*** DATA FOR ANALYSIS Section Begins ***

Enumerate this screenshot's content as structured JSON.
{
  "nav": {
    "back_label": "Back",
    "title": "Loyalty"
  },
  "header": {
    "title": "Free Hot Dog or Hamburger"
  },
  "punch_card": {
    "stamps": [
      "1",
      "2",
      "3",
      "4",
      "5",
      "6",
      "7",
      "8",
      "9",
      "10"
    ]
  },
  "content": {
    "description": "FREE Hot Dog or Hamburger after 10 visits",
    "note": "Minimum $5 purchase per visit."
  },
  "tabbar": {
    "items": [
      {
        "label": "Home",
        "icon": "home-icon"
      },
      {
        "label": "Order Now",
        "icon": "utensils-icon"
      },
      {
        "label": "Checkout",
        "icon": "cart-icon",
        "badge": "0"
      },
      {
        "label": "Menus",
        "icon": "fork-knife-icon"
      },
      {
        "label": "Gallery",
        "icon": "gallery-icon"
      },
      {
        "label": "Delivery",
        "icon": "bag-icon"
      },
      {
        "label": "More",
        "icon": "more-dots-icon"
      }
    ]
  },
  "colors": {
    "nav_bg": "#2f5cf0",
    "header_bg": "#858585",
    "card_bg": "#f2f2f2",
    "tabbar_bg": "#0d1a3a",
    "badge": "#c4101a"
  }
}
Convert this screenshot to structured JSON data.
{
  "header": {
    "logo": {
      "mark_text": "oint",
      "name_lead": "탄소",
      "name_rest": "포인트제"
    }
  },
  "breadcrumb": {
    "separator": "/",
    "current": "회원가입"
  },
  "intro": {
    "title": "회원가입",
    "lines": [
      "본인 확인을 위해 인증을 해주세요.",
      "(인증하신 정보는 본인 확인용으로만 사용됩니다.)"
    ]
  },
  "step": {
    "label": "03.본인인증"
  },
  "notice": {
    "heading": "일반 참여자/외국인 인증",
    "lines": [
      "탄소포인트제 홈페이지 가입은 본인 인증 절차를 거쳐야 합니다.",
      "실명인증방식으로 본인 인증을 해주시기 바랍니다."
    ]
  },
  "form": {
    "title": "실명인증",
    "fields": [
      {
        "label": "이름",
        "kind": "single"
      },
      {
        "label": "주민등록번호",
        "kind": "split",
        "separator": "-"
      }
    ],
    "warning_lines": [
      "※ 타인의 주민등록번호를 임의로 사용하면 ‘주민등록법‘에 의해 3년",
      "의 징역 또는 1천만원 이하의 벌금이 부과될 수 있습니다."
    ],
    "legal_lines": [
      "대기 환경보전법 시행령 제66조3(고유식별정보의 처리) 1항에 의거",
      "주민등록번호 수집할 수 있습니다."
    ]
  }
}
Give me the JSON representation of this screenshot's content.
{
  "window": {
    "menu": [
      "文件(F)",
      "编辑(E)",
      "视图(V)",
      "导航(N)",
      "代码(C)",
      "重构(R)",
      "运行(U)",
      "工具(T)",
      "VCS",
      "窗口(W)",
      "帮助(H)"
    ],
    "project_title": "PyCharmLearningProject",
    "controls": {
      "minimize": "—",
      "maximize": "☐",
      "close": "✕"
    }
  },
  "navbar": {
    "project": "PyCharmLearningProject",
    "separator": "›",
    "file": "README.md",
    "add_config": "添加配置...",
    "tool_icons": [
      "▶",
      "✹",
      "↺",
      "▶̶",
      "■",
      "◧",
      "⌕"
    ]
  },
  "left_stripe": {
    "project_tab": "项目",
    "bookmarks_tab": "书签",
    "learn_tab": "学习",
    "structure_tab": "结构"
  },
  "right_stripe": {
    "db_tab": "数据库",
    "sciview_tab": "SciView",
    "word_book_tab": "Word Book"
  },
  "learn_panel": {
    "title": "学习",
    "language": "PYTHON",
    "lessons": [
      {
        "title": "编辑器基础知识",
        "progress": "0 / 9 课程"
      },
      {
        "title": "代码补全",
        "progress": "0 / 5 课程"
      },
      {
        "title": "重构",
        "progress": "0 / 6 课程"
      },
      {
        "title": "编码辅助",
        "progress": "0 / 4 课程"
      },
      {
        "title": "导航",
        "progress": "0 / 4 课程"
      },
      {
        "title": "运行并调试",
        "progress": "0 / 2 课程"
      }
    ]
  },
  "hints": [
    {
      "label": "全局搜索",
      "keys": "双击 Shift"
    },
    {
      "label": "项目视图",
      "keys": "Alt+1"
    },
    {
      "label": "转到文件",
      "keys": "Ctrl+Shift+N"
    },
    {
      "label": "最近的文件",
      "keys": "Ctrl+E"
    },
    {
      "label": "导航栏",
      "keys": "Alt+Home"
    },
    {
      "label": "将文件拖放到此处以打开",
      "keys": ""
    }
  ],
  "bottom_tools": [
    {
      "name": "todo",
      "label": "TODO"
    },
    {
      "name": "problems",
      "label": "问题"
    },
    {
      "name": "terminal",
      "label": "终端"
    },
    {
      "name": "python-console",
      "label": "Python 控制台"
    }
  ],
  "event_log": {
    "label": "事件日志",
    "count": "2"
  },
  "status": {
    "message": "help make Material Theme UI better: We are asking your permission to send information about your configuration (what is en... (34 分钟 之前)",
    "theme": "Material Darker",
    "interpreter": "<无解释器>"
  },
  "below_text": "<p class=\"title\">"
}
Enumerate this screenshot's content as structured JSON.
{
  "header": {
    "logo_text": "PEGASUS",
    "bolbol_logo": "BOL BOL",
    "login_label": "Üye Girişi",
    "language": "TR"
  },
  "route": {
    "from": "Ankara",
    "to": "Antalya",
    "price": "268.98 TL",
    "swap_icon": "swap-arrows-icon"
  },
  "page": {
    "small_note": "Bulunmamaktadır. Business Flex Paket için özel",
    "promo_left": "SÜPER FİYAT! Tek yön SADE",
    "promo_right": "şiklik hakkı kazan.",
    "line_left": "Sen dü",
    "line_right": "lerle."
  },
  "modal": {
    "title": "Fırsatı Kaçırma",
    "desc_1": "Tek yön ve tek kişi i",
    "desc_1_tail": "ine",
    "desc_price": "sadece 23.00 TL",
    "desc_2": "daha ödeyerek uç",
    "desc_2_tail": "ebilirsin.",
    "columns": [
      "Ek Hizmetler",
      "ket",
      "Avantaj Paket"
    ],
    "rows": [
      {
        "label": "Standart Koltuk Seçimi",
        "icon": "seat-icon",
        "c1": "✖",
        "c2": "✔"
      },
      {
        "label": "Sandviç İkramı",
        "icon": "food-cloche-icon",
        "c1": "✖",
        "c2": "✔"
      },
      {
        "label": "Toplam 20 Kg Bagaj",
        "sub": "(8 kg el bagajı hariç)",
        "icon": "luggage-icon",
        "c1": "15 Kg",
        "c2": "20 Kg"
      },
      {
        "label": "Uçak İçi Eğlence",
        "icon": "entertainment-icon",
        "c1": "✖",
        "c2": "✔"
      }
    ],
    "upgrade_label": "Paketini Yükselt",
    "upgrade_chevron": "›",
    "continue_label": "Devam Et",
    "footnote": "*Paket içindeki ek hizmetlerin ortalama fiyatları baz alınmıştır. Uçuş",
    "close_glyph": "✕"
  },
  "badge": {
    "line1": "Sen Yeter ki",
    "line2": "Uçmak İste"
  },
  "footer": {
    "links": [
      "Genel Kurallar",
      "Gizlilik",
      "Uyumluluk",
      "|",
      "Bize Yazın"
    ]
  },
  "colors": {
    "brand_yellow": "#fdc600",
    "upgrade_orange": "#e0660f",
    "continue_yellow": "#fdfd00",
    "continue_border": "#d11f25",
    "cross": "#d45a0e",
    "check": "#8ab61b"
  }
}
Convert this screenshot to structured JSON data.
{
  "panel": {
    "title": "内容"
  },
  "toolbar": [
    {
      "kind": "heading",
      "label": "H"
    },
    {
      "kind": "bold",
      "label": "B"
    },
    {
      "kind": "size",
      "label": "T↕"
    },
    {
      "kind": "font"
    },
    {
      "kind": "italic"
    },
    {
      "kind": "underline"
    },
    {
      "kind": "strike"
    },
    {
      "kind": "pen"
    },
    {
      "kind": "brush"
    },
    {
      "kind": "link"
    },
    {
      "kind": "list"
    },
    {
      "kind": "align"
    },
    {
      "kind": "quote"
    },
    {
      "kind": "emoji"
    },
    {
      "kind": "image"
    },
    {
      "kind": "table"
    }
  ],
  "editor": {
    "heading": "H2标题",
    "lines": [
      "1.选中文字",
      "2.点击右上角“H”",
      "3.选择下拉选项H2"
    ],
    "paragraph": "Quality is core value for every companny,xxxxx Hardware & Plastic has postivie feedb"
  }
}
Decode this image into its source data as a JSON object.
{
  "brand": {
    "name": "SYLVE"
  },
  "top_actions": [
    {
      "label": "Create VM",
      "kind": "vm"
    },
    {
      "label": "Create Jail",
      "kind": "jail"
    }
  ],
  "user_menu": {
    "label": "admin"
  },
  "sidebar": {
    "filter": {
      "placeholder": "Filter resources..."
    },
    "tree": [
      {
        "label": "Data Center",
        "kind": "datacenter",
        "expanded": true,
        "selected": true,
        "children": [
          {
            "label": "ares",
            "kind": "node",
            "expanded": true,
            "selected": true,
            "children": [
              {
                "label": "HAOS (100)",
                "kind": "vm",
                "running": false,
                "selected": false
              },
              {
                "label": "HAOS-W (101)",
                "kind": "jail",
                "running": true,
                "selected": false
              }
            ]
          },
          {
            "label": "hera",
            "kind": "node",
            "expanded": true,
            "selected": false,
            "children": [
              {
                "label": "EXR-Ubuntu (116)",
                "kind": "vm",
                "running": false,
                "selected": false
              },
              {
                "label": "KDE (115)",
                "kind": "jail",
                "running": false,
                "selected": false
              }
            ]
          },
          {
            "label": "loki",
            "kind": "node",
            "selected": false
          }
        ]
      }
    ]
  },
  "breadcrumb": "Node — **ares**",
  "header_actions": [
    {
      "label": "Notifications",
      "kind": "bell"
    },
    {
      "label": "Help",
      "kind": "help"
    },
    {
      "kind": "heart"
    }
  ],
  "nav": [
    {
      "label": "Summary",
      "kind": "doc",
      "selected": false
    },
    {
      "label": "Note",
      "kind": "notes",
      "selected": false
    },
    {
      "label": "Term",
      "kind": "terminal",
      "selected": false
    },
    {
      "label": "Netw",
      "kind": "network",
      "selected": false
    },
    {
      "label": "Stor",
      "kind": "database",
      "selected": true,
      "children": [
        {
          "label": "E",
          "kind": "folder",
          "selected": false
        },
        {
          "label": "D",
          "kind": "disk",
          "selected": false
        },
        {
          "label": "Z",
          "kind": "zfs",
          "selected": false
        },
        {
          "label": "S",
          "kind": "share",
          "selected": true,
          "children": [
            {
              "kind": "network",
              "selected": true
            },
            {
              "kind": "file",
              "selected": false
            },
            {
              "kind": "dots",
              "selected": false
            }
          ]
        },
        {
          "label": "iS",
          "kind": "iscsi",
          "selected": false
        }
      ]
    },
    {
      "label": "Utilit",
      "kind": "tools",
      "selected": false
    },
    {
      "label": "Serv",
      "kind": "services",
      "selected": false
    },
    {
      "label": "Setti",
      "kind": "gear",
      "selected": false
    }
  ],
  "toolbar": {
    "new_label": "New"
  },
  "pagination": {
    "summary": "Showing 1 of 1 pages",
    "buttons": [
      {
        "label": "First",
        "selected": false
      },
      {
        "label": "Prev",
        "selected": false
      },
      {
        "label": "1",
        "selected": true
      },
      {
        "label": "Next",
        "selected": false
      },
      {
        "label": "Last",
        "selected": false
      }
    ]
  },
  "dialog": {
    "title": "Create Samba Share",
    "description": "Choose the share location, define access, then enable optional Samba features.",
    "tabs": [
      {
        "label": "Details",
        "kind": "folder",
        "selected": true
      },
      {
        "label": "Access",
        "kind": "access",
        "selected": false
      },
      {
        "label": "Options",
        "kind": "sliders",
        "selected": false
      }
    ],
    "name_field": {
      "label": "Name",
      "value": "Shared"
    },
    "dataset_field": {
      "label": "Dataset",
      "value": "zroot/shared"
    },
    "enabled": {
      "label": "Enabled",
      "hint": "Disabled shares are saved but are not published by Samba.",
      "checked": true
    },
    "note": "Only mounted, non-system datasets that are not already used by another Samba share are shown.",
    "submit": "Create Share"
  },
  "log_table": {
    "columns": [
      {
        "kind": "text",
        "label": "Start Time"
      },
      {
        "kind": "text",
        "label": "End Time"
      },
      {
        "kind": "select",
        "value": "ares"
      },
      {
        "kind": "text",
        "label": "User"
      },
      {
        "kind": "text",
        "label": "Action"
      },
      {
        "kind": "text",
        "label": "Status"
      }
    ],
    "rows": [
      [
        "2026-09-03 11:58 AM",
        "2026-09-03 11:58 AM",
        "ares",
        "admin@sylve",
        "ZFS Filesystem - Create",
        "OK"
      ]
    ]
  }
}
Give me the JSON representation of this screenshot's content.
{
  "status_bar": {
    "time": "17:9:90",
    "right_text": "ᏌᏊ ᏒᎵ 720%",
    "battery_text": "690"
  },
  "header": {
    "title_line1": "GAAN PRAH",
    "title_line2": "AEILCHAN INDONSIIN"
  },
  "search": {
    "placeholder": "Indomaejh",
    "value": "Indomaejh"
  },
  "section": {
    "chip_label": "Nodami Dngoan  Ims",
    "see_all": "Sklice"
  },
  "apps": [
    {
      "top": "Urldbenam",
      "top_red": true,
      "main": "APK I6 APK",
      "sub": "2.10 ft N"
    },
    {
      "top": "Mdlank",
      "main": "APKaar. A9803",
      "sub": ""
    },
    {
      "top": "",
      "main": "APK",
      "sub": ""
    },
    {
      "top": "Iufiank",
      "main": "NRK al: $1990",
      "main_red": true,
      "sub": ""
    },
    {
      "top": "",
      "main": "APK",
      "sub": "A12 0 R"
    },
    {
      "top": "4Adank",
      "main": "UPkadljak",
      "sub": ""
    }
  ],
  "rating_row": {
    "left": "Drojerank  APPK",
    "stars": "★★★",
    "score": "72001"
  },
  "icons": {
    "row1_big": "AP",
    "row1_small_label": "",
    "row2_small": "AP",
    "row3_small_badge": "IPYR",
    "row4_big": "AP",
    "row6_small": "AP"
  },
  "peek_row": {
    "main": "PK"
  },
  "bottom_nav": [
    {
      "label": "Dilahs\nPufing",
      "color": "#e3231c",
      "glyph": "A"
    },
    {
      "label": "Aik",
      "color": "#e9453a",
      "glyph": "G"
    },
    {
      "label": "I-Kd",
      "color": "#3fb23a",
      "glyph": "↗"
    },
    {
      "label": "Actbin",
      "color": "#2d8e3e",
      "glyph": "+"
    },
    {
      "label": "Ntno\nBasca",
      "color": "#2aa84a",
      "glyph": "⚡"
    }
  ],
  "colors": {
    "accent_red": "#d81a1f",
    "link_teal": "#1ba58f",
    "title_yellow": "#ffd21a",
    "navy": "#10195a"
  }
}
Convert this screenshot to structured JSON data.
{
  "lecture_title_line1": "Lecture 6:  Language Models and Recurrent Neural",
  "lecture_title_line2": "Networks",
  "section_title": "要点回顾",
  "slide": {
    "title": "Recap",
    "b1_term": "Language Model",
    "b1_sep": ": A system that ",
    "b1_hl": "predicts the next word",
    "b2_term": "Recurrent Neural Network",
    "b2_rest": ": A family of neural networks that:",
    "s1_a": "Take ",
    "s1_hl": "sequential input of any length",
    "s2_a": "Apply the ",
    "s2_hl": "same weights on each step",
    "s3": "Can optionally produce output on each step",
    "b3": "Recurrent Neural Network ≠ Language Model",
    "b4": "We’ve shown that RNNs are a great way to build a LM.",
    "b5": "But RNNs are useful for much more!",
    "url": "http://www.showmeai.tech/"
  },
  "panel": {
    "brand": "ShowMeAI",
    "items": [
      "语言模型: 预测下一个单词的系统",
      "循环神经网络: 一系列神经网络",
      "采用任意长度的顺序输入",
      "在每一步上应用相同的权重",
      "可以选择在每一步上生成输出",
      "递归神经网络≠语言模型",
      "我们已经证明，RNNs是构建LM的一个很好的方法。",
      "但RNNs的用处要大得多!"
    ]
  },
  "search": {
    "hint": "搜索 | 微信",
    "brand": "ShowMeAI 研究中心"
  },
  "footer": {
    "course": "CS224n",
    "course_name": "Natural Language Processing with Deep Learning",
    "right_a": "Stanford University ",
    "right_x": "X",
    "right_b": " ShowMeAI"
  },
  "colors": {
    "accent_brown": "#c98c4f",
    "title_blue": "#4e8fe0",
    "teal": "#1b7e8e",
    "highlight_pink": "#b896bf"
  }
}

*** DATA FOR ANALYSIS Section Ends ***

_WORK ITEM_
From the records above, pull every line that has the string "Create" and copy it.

_EXERCISE OUTPUT_
      "label": "Create VM",
      "label": "Create Jail",
    "title": "Create Samba Share",
    "submit": "Create Share"
        "ZFS Filesystem - Create",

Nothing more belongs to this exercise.